Things You'll Need
2 “AA” batteries
Wear protective goggles to protect your eyes when using the homemade soldering iron. Also wear work gloves.
Do not let the tip of your homemade soldering iron touch the surface of a table or anything that could be burned until after it has cooled off.
A soldering iron is an indispensable tool when doing a school or hobby project. Make one from a few items found around the house. The soldering iron will not look as professional as a commercial model, but it will work as well as any bought from an electronics store or hobby shop. Ask for help if you are underage since a soldering iron generates heat that can burn your skin.

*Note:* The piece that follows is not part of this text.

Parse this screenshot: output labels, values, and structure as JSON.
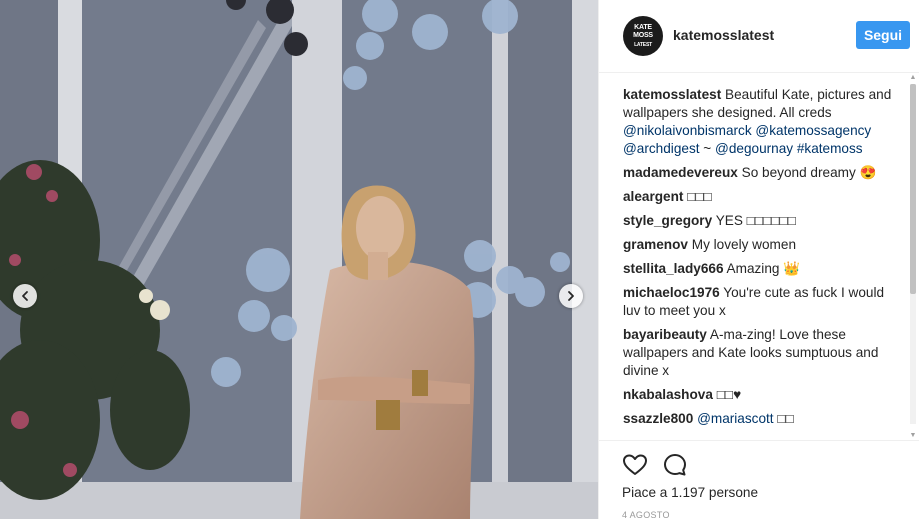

Place a sheet of newspaper on a table. Place the pencil horizontally on the newspaper. Cut a slit along the length of the pencil with the blade of the utility knife.
Pull the lead out of the pencil with your fingers. Dispose of the lead in the trash.
Cut off the point and eraser ends of the pencil with the blade of the utility knife. Dispose of the cut-off ends in the trash.
Place the two "A"" batteries on the newspaper side by side with the positive (+) contacts facing away from you. Tape the batteries together with electrical tape across the center.
Cut two 14-inch lengths of copper wire with the scissors. Twist two ends of the two copper wires together. Place the two copper wires into the slit inside the pencil with the twisted end exiting from the right side of the pencil.
Stretch one of the two copper wires from the left side of the pencil across the two negative (-) contacts of the two "AA" batteries. Secure the copper wire to the contacts with electrical tape. Repeat this procedure with the other copper wire and the positive (+) contacts on the two "AA" batteries.
Tape the two "AA" batteries to the left side of the pencil with electrical tape.
Pick up the pencil that has now become a soldering iron. Place the twisted ends of the two copper wires against a piece of solder to see the solder melt.
Pull the electrical tape off the positive (+) contacts of the two "AA" batteries. Remove the copper wire from the contacts. Your homemade soldering iron will cool off.
Marshal M. Rosenthal
Marshal M. Rosenthal is a technology maven with more than 15 years of editorial experience. A graduate of Brooks Institute of Photography with a Bachelor of Arts in photographic arts, his editorial work has appeared both domestically as well as internationally in publications such as "Home Theater," "Electronic House," "eGear," "Computer and Video Games" and "Digitrends."